## REQUIRED ACTION
Set down every entry word for word. Omit the pictures.

## MATERIAL PROVIDED

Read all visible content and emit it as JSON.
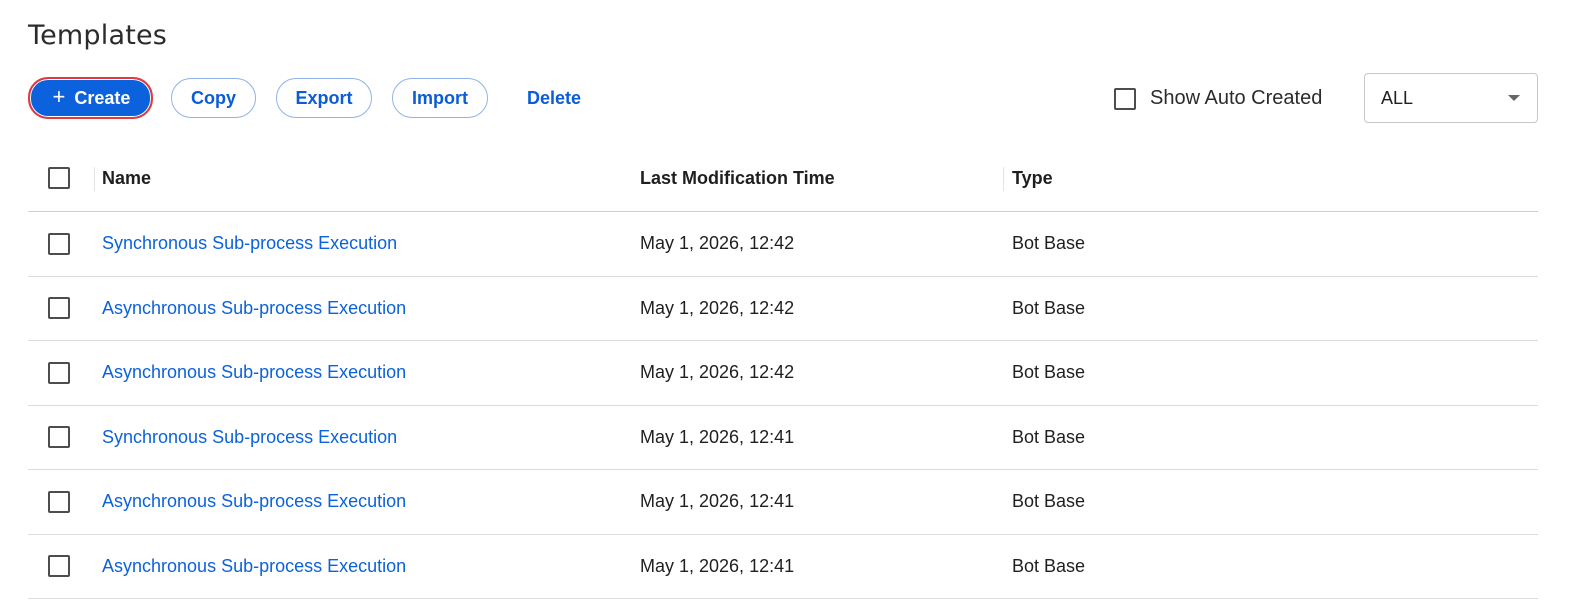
{
  "page": {
    "title": "Templates"
  },
  "toolbar": {
    "create_label": "Create",
    "create_icon": "+",
    "copy_label": "Copy",
    "export_label": "Export",
    "import_label": "Import",
    "delete_label": "Delete",
    "show_auto_created_label": "Show Auto Created",
    "filter_selected": "ALL"
  },
  "table": {
    "columns": {
      "name": "Name",
      "time": "Last Modification Time",
      "type": "Type"
    },
    "rows": [
      {
        "name": "Synchronous Sub-process Execution",
        "time": "May 1, 2026, 12:42",
        "type": "Bot Base"
      },
      {
        "name": "Asynchronous Sub-process Execution",
        "time": "May 1, 2026, 12:42",
        "type": "Bot Base"
      },
      {
        "name": "Asynchronous Sub-process Execution",
        "time": "May 1, 2026, 12:42",
        "type": "Bot Base"
      },
      {
        "name": "Synchronous Sub-process Execution",
        "time": "May 1, 2026, 12:41",
        "type": "Bot Base"
      },
      {
        "name": "Asynchronous Sub-process Execution",
        "time": "May 1, 2026, 12:41",
        "type": "Bot Base"
      },
      {
        "name": "Asynchronous Sub-process Execution",
        "time": "May 1, 2026, 12:41",
        "type": "Bot Base"
      }
    ]
  },
  "colors": {
    "primary": "#0b62dc",
    "focus_ring": "#e0393e",
    "link": "#0b62dc"
  }
}
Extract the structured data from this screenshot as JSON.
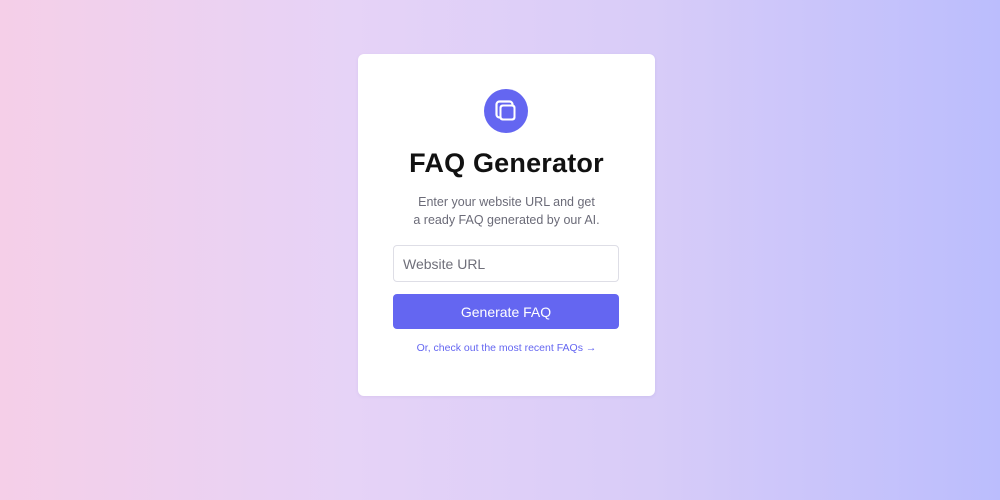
{
  "app": {
    "title": "FAQ Generator",
    "subtitle_line1": "Enter your website URL and get",
    "subtitle_line2": "a ready FAQ generated by our AI."
  },
  "form": {
    "url_placeholder": "Website URL",
    "url_value": "",
    "generate_label": "Generate FAQ"
  },
  "footer": {
    "recent_link_text": "Or, check out the most recent FAQs →"
  },
  "icons": {
    "logo": "stacked-squares-icon"
  },
  "colors": {
    "accent": "#6466f1",
    "link": "#6466f1",
    "card": "#ffffff",
    "title": "#111111",
    "subtitle": "#6b6b78"
  }
}
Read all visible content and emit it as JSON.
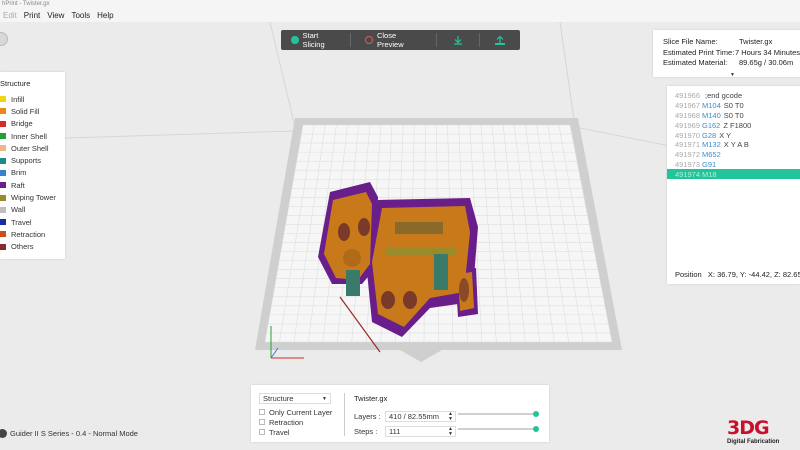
{
  "window": {
    "title": "hPrint - Twister.gx"
  },
  "menu": [
    {
      "label": "Edit",
      "disabled": true
    },
    {
      "label": "Print",
      "disabled": false
    },
    {
      "label": "View",
      "disabled": false
    },
    {
      "label": "Tools",
      "disabled": false
    },
    {
      "label": "Help",
      "disabled": false
    }
  ],
  "toolbar": {
    "start_slicing": "Start Slicing",
    "close_preview": "Close Preview",
    "accent_color": "#22c49a",
    "cancel_color": "#e05a5a"
  },
  "legend": {
    "title": "Structure",
    "items": [
      {
        "label": "Infill",
        "color": "#f2d516"
      },
      {
        "label": "Solid Fill",
        "color": "#e88a1a"
      },
      {
        "label": "Bridge",
        "color": "#d62a2a"
      },
      {
        "label": "Inner Shell",
        "color": "#21a03a"
      },
      {
        "label": "Outer Shell",
        "color": "#f2b48a"
      },
      {
        "label": "Supports",
        "color": "#1a8c8c"
      },
      {
        "label": "Brim",
        "color": "#3a7fd0"
      },
      {
        "label": "Raft",
        "color": "#6a1e8a"
      },
      {
        "label": "Wiping Tower",
        "color": "#9a8a2a"
      },
      {
        "label": "Wall",
        "color": "#bfbfbf"
      },
      {
        "label": "Travel",
        "color": "#1a2aa0"
      },
      {
        "label": "Retraction",
        "color": "#d04a1a"
      },
      {
        "label": "Others",
        "color": "#8a2a2a"
      }
    ]
  },
  "info": {
    "slice_file_label": "Slice File Name:",
    "slice_file_value": "Twister.gx",
    "print_time_label": "Estimated Print Time:",
    "print_time_value": "7 Hours 34 Minutes",
    "material_label": "Estimated Material:",
    "material_value": "89.65g / 30.06m"
  },
  "gcode": {
    "lines": [
      {
        "num": "491966",
        "cmd": "",
        "arg": ";end gcode",
        "active": false
      },
      {
        "num": "491967",
        "cmd": "M104",
        "arg": "S0 T0",
        "active": false
      },
      {
        "num": "491968",
        "cmd": "M140",
        "arg": "S0 T0",
        "active": false
      },
      {
        "num": "491969",
        "cmd": "G162",
        "arg": "Z F1800",
        "active": false
      },
      {
        "num": "491970",
        "cmd": "G28",
        "arg": "X Y",
        "active": false
      },
      {
        "num": "491971",
        "cmd": "M132",
        "arg": "X Y A B",
        "active": false
      },
      {
        "num": "491972",
        "cmd": "M652",
        "arg": "",
        "active": false
      },
      {
        "num": "491973",
        "cmd": "G91",
        "arg": "",
        "active": false
      },
      {
        "num": "491974",
        "cmd": "M18",
        "arg": "",
        "active": true
      }
    ],
    "position": "Position   X: 36.79, Y: -44.42, Z: 82.65"
  },
  "bottom": {
    "view_mode": "Structure",
    "only_current_layer": "Only Current Layer",
    "retraction": "Retraction",
    "travel": "Travel",
    "file_name": "Twister.gx",
    "layers_label": "Layers :",
    "layers_value": "410 / 82.55mm",
    "layers_fraction": 1.0,
    "steps_label": "Steps :",
    "steps_value": "111",
    "steps_fraction": 1.0
  },
  "status": {
    "text": "Guider II S Series - 0.4 - Normal Mode"
  },
  "logo": {
    "big": "3DG",
    "small": "Digital Fabrication"
  }
}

## OUTPUT OF THE EXERCISE
Read all visible content and emit it as JSON.
{
  "page": {
    "title": "Templates"
  },
  "toolbar": {
    "create_label": "Create",
    "create_icon": "+",
    "copy_label": "Copy",
    "export_label": "Export",
    "import_label": "Import",
    "delete_label": "Delete",
    "show_auto_created_label": "Show Auto Created",
    "filter_selected": "ALL"
  },
  "table": {
    "columns": {
      "name": "Name",
      "time": "Last Modification Time",
      "type": "Type"
    },
    "rows": [
      {
        "name": "Synchronous Sub-process Execution",
        "time": "May 1, 2026, 12:42",
        "type": "Bot Base"
      },
      {
        "name": "Asynchronous Sub-process Execution",
        "time": "May 1, 2026, 12:42",
        "type": "Bot Base"
      },
      {
        "name": "Asynchronous Sub-process Execution",
        "time": "May 1, 2026, 12:42",
        "type": "Bot Base"
      },
      {
        "name": "Synchronous Sub-process Execution",
        "time": "May 1, 2026, 12:41",
        "type": "Bot Base"
      },
      {
        "name": "Asynchronous Sub-process Execution",
        "time": "May 1, 2026, 12:41",
        "type": "Bot Base"
      },
      {
        "name": "Asynchronous Sub-process Execution",
        "time": "May 1, 2026, 12:41",
        "type": "Bot Base"
      }
    ]
  },
  "colors": {
    "primary": "#0b62dc",
    "focus_ring": "#e0393e",
    "link": "#0b62dc"
  }
}
Extract the structured data from this screenshot as JSON.
{
  "app": {
    "title": "FAQ Generator",
    "subtitle_line1": "Enter your website URL and get",
    "subtitle_line2": "a ready FAQ generated by our AI."
  },
  "form": {
    "url_placeholder": "Website URL",
    "url_value": "",
    "generate_label": "Generate FAQ"
  },
  "footer": {
    "recent_link_text": "Or, check out the most recent FAQs →"
  },
  "icons": {
    "logo": "stacked-squares-icon"
  },
  "colors": {
    "accent": "#6466f1",
    "link": "#6466f1",
    "card": "#ffffff",
    "title": "#111111",
    "subtitle": "#6b6b78"
  }
}
Read all visible content and emit it as JSON.
{
  "window": {
    "title": "hPrint - Twister.gx"
  },
  "menu": [
    {
      "label": "Edit",
      "disabled": true
    },
    {
      "label": "Print",
      "disabled": false
    },
    {
      "label": "View",
      "disabled": false
    },
    {
      "label": "Tools",
      "disabled": false
    },
    {
      "label": "Help",
      "disabled": false
    }
  ],
  "toolbar": {
    "start_slicing": "Start Slicing",
    "close_preview": "Close Preview",
    "accent_color": "#22c49a",
    "cancel_color": "#e05a5a"
  },
  "legend": {
    "title": "Structure",
    "items": [
      {
        "label": "Infill",
        "color": "#f2d516"
      },
      {
        "label": "Solid Fill",
        "color": "#e88a1a"
      },
      {
        "label": "Bridge",
        "color": "#d62a2a"
      },
      {
        "label": "Inner Shell",
        "color": "#21a03a"
      },
      {
        "label": "Outer Shell",
        "color": "#f2b48a"
      },
      {
        "label": "Supports",
        "color": "#1a8c8c"
      },
      {
        "label": "Brim",
        "color": "#3a7fd0"
      },
      {
        "label": "Raft",
        "color": "#6a1e8a"
      },
      {
        "label": "Wiping Tower",
        "color": "#9a8a2a"
      },
      {
        "label": "Wall",
        "color": "#bfbfbf"
      },
      {
        "label": "Travel",
        "color": "#1a2aa0"
      },
      {
        "label": "Retraction",
        "color": "#d04a1a"
      },
      {
        "label": "Others",
        "color": "#8a2a2a"
      }
    ]
  },
  "info": {
    "slice_file_label": "Slice File Name:",
    "slice_file_value": "Twister.gx",
    "print_time_label": "Estimated Print Time:",
    "print_time_value": "7 Hours 34 Minutes",
    "material_label": "Estimated Material:",
    "material_value": "89.65g / 30.06m"
  },
  "gcode": {
    "lines": [
      {
        "num": "491966",
        "cmd": "",
        "arg": ";end gcode",
        "active": false
      },
      {
        "num": "491967",
        "cmd": "M104",
        "arg": "S0 T0",
        "active": false
      },
      {
        "num": "491968",
        "cmd": "M140",
        "arg": "S0 T0",
        "active": false
      },
      {
        "num": "491969",
        "cmd": "G162",
        "arg": "Z F1800",
        "active": false
      },
      {
        "num": "491970",
        "cmd": "G28",
        "arg": "X Y",
        "active": false
      },
      {
        "num": "491971",
        "cmd": "M132",
        "arg": "X Y A B",
        "active": false
      },
      {
        "num": "491972",
        "cmd": "M652",
        "arg": "",
        "active": false
      },
      {
        "num": "491973",
        "cmd": "G91",
        "arg": "",
        "active": false
      },
      {
        "num": "491974",
        "cmd": "M18",
        "arg": "",
        "active": true
      }
    ],
    "position": "Position   X: 36.79, Y: -44.42, Z: 82.65"
  },
  "bottom": {
    "view_mode": "Structure",
    "only_current_layer": "Only Current Layer",
    "retraction": "Retraction",
    "travel": "Travel",
    "file_name": "Twister.gx",
    "layers_label": "Layers :",
    "layers_value": "410 / 82.55mm",
    "layers_fraction": 1.0,
    "steps_label": "Steps :",
    "steps_value": "111",
    "steps_fraction": 1.0
  },
  "status": {
    "text": "Guider II S Series - 0.4 - Normal Mode"
  },
  "logo": {
    "big": "3DG",
    "small": "Digital Fabrication"
  }
}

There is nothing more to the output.